(Data)

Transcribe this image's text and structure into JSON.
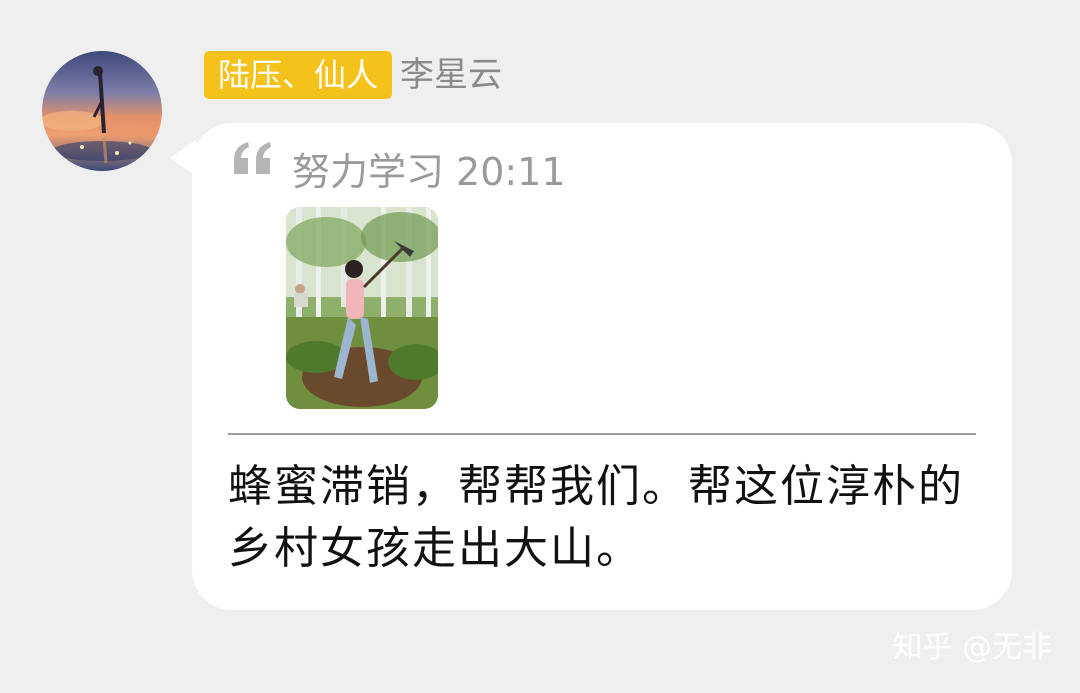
{
  "sender": {
    "title_badge": "陆压、仙人",
    "name": "李星云"
  },
  "quote": {
    "author": "努力学习",
    "time": "20:11"
  },
  "message": {
    "text": "蜂蜜滞销，帮帮我们。帮这位淳朴的乡村女孩走出大山。"
  },
  "watermark": "知乎 @无非",
  "colors": {
    "background": "#efefef",
    "bubble": "#ffffff",
    "badge": "#f5c21b",
    "muted_text": "#9a9a9a"
  },
  "icons": {
    "quote": "quote-icon"
  }
}
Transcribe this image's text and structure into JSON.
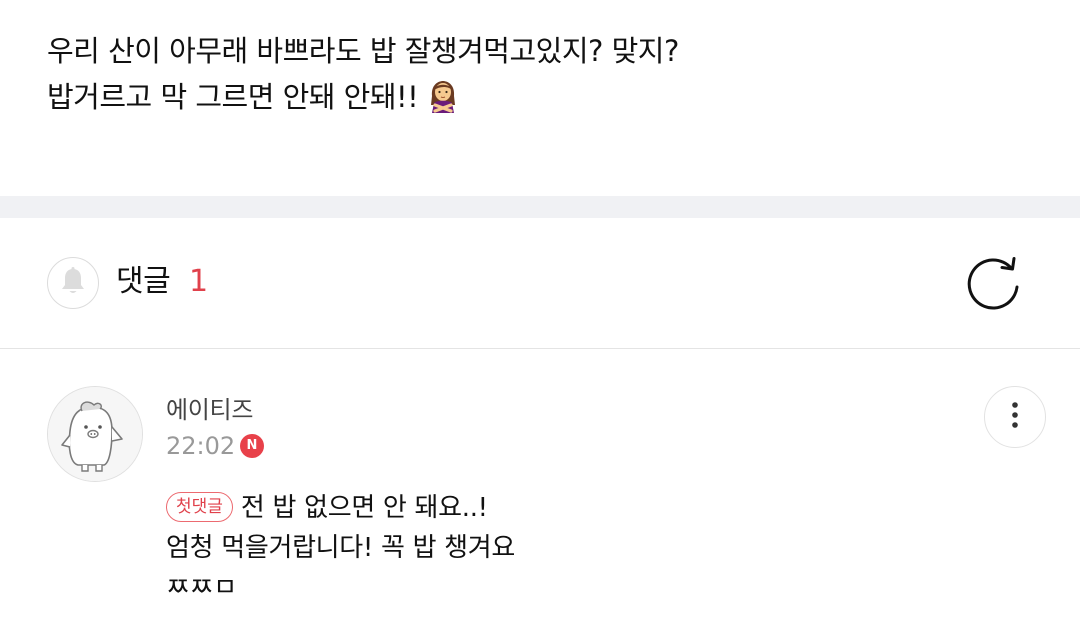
{
  "post": {
    "lines": [
      "우리 산이 아무래 바쁘라도 밥 잘챙겨먹고있지? 맞지?",
      "밥거르고 막 그르면 안돼 안돼!!"
    ],
    "emoji_icon": "woman-gesturing-no-emoji"
  },
  "comments_section": {
    "title": "댓글",
    "count": "1",
    "bell_icon": "bell-icon",
    "refresh_icon": "refresh-icon"
  },
  "comments": [
    {
      "author": "에이티즈",
      "time": "22:02",
      "new_badge": "N",
      "first_badge": "첫댓글",
      "lines": [
        "전 밥 없으면 안 돼요..!",
        "엄청 먹을거랍니다! 꼭 밥 챙겨요",
        "ㅉㅉㅁ"
      ],
      "avatar_icon": "ateez-character-avatar",
      "more_icon": "more-vertical-icon"
    }
  ],
  "colors": {
    "accent_red": "#e0414b",
    "divider_bg": "#f0f1f4",
    "muted_text": "#999999"
  }
}
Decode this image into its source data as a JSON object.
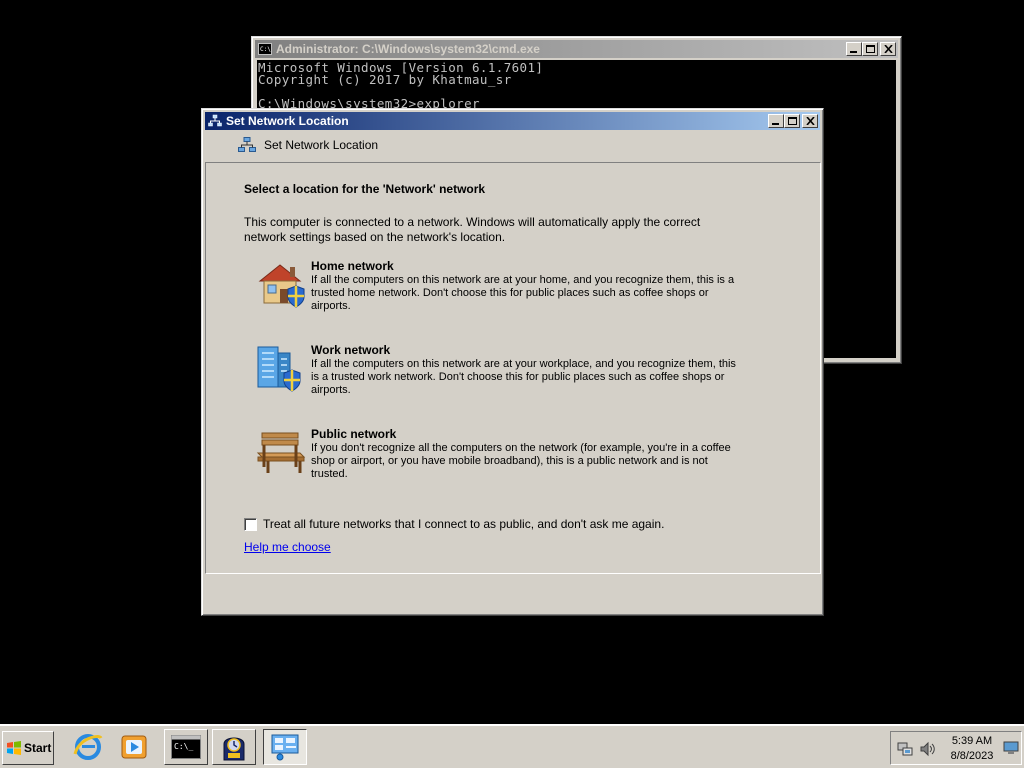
{
  "cmd_window": {
    "title": "Administrator: C:\\Windows\\system32\\cmd.exe",
    "lines": [
      "Microsoft Windows [Version 6.1.7601]",
      "Copyright (c) 2017 by Khatmau_sr",
      "",
      "C:\\Windows\\system32>explorer"
    ]
  },
  "dialog": {
    "title": "Set Network Location",
    "header": "Set Network Location",
    "heading": "Select a location for the 'Network' network",
    "intro": "This computer is connected to a network. Windows will automatically apply the correct network settings based on the network's location.",
    "options": [
      {
        "title": "Home network",
        "description": "If all the computers on this network are at your home, and you recognize them, this is a trusted home network.  Don't choose this for public places such as coffee shops or airports.",
        "icon": "home-network-icon"
      },
      {
        "title": "Work network",
        "description": "If all the computers on this network are at your workplace, and you recognize them, this is a trusted work network.  Don't choose this for public places such as coffee shops or airports.",
        "icon": "work-network-icon"
      },
      {
        "title": "Public network",
        "description": "If you don't recognize all the computers on the network (for example, you're in a coffee shop or airport, or you have mobile broadband), this is a public network and is not trusted.",
        "icon": "public-network-icon"
      }
    ],
    "checkbox_label": "Treat all future networks that I connect to as public, and don't ask me again.",
    "checkbox_checked": false,
    "help_link": "Help me choose"
  },
  "taskbar": {
    "start_label": "Start",
    "pinned": [
      "internet-explorer-icon",
      "media-player-icon"
    ],
    "running": [
      "command-prompt-icon",
      "system-tool-icon",
      "network-settings-icon"
    ],
    "clock": {
      "time": "5:39 AM",
      "date": "8/8/2023"
    },
    "tray_icons": [
      "network-tray-icon",
      "volume-icon",
      "show-desktop-icon"
    ]
  },
  "colors": {
    "active_title_start": "#0a246a",
    "active_title_end": "#a6caf0",
    "inactive_title": "#808080",
    "face": "#d4d0c8",
    "link": "#0000ee"
  }
}
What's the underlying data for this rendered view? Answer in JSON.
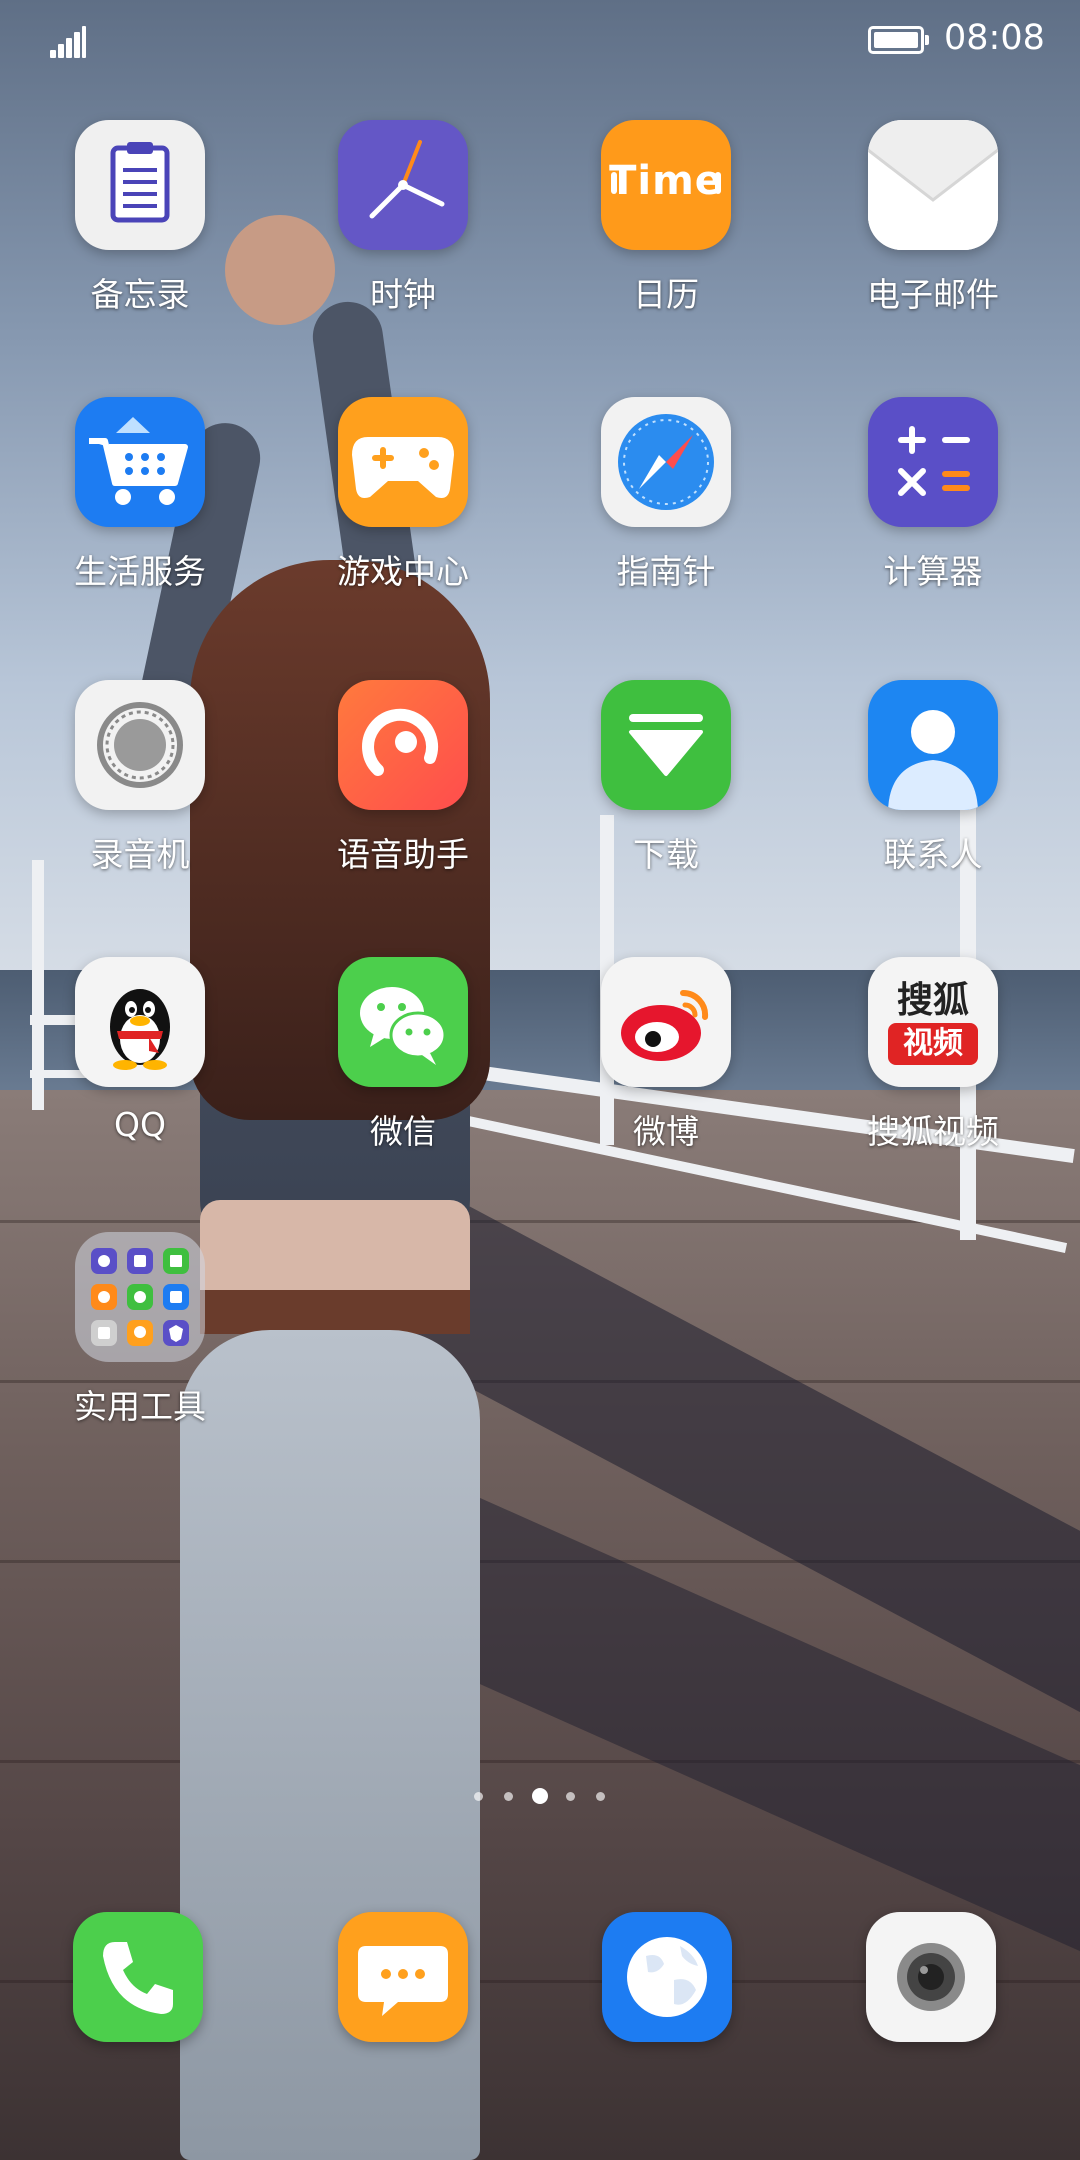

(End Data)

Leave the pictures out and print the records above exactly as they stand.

Transcribe this image's text and structure into JSON.
{
  "sender": {
    "title_badge": "陆压、仙人",
    "name": "李星云"
  },
  "quote": {
    "author": "努力学习",
    "time": "20:11"
  },
  "message": {
    "text": "蜂蜜滞销，帮帮我们。帮这位淳朴的乡村女孩走出大山。"
  },
  "watermark": "知乎 @无非",
  "colors": {
    "background": "#efefef",
    "bubble": "#ffffff",
    "badge": "#f5c21b",
    "muted_text": "#9a9a9a"
  },
  "icons": {
    "quote": "quote-icon"
  }
}
Transcribe this image's text and structure into JSON.
{
  "post": {
    "lines": [
      "우리 산이 아무래 바쁘라도 밥 잘챙겨먹고있지? 맞지?",
      "밥거르고 막 그르면 안돼 안돼!!"
    ],
    "emoji_icon": "woman-gesturing-no-emoji"
  },
  "comments_section": {
    "title": "댓글",
    "count": "1",
    "bell_icon": "bell-icon",
    "refresh_icon": "refresh-icon"
  },
  "comments": [
    {
      "author": "에이티즈",
      "time": "22:02",
      "new_badge": "N",
      "first_badge": "첫댓글",
      "lines": [
        "전 밥 없으면 안 돼요..!",
        "엄청 먹을거랍니다! 꼭 밥 챙겨요",
        "ㅉㅉㅁ"
      ],
      "avatar_icon": "ateez-character-avatar",
      "more_icon": "more-vertical-icon"
    }
  ],
  "colors": {
    "accent_red": "#e0414b",
    "divider_bg": "#f0f1f4",
    "muted_text": "#999999"
  }
}
Decode this image into its source data as a JSON object.
{
  "cmd_window": {
    "title": "Administrator: C:\\Windows\\system32\\cmd.exe",
    "lines": [
      "Microsoft Windows [Version 6.1.7601]",
      "Copyright (c) 2017 by Khatmau_sr",
      "",
      "C:\\Windows\\system32>explorer"
    ]
  },
  "dialog": {
    "title": "Set Network Location",
    "header": "Set Network Location",
    "heading": "Select a location for the 'Network' network",
    "intro": "This computer is connected to a network. Windows will automatically apply the correct network settings based on the network's location.",
    "options": [
      {
        "title": "Home network",
        "description": "If all the computers on this network are at your home, and you recognize them, this is a trusted home network.  Don't choose this for public places such as coffee shops or airports.",
        "icon": "home-network-icon"
      },
      {
        "title": "Work network",
        "description": "If all the computers on this network are at your workplace, and you recognize them, this is a trusted work network.  Don't choose this for public places such as coffee shops or airports.",
        "icon": "work-network-icon"
      },
      {
        "title": "Public network",
        "description": "If you don't recognize all the computers on the network (for example, you're in a coffee shop or airport, or you have mobile broadband), this is a public network and is not trusted.",
        "icon": "public-network-icon"
      }
    ],
    "checkbox_label": "Treat all future networks that I connect to as public, and don't ask me again.",
    "checkbox_checked": false,
    "help_link": "Help me choose"
  },
  "taskbar": {
    "start_label": "Start",
    "pinned": [
      "internet-explorer-icon",
      "media-player-icon"
    ],
    "running": [
      "command-prompt-icon",
      "system-tool-icon",
      "network-settings-icon"
    ],
    "clock": {
      "time": "5:39 AM",
      "date": "8/8/2023"
    },
    "tray_icons": [
      "network-tray-icon",
      "volume-icon",
      "show-desktop-icon"
    ]
  },
  "colors": {
    "active_title_start": "#0a246a",
    "active_title_end": "#a6caf0",
    "inactive_title": "#808080",
    "face": "#d4d0c8",
    "link": "#0000ee"
  }
}
What's the underlying data for this rendered view? Answer in JSON.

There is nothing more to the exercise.